● Information provided
◆ ◆ ◆ ◆ ◆ ◆ ◆

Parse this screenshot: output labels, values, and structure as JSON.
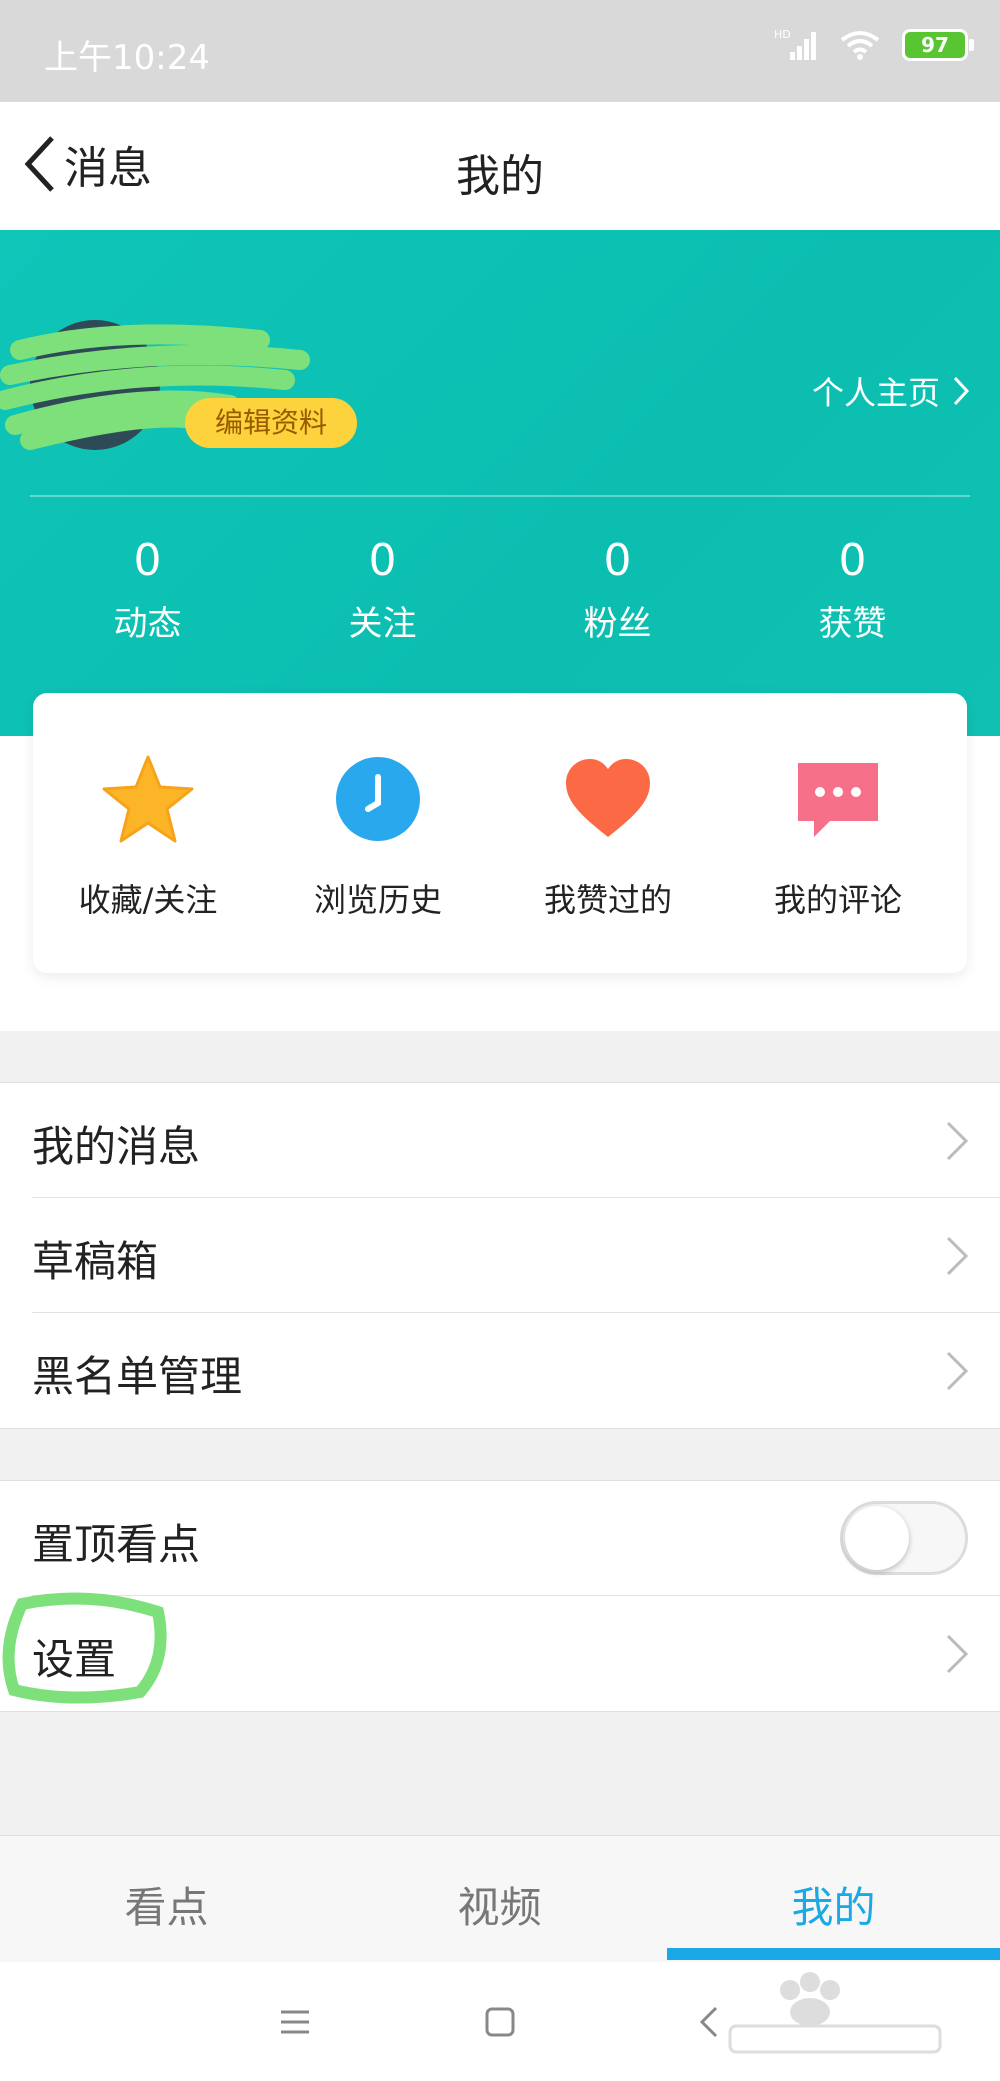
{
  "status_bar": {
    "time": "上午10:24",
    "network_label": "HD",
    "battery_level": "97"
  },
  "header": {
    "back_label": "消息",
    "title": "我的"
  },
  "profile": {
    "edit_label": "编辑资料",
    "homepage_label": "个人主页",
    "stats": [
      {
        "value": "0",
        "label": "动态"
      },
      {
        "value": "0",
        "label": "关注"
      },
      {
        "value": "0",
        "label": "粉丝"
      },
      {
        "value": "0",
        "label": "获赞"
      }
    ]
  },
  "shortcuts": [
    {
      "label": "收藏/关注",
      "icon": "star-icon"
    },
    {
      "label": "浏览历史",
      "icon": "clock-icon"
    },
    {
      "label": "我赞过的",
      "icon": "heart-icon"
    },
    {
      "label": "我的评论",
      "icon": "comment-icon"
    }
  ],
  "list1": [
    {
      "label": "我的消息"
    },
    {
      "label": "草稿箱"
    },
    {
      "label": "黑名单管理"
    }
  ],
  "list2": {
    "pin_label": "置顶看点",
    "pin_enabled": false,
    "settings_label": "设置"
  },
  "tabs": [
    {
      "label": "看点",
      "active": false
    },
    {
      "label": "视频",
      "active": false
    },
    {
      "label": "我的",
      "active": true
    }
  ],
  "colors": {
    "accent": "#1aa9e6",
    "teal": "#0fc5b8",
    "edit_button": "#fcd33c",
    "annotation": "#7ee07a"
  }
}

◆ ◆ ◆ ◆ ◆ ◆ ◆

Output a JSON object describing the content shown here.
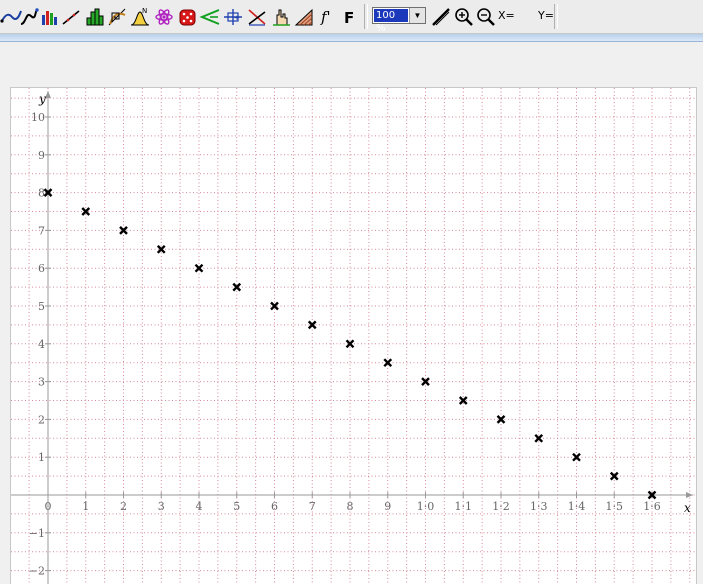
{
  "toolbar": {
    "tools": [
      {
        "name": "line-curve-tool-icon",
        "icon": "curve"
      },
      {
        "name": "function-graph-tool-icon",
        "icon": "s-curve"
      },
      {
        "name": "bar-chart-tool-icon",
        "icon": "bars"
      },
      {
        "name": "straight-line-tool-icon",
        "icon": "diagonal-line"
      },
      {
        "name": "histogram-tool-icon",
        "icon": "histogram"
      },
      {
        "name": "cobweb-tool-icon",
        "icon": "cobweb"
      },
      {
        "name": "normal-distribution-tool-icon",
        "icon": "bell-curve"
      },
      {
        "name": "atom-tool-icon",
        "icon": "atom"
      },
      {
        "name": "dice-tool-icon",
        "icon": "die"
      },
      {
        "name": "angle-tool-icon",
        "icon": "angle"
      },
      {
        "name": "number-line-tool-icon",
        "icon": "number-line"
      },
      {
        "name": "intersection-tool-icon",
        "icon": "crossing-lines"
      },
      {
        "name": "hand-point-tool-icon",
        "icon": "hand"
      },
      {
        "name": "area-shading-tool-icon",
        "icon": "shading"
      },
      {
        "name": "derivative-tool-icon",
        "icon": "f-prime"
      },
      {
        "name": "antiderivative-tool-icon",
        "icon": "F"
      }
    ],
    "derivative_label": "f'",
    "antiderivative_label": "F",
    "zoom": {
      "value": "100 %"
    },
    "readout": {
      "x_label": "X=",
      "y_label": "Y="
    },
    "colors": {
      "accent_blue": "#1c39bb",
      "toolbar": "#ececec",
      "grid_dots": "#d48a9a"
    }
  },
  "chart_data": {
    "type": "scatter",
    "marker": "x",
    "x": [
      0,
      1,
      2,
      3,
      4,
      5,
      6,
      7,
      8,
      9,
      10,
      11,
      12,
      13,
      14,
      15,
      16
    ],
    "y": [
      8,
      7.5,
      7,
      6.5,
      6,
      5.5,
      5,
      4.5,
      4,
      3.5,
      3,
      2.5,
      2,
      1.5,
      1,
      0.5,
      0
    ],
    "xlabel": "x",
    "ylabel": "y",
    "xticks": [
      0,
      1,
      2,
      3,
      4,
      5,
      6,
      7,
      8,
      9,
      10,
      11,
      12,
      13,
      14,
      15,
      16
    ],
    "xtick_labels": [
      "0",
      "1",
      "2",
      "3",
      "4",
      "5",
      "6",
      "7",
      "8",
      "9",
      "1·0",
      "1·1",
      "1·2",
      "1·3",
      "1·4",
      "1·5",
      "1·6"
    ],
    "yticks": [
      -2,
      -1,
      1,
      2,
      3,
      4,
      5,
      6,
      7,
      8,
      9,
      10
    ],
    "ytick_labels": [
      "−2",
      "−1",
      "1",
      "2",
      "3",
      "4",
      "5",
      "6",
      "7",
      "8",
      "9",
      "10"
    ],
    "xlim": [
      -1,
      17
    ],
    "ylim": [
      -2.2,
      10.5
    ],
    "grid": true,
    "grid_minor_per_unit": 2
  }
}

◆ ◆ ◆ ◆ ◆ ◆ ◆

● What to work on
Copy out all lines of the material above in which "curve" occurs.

● Output
        "name": "line-curve-tool-icon",
        "icon": "curve"
        "icon": "s-curve"
        "icon": "bell-curve"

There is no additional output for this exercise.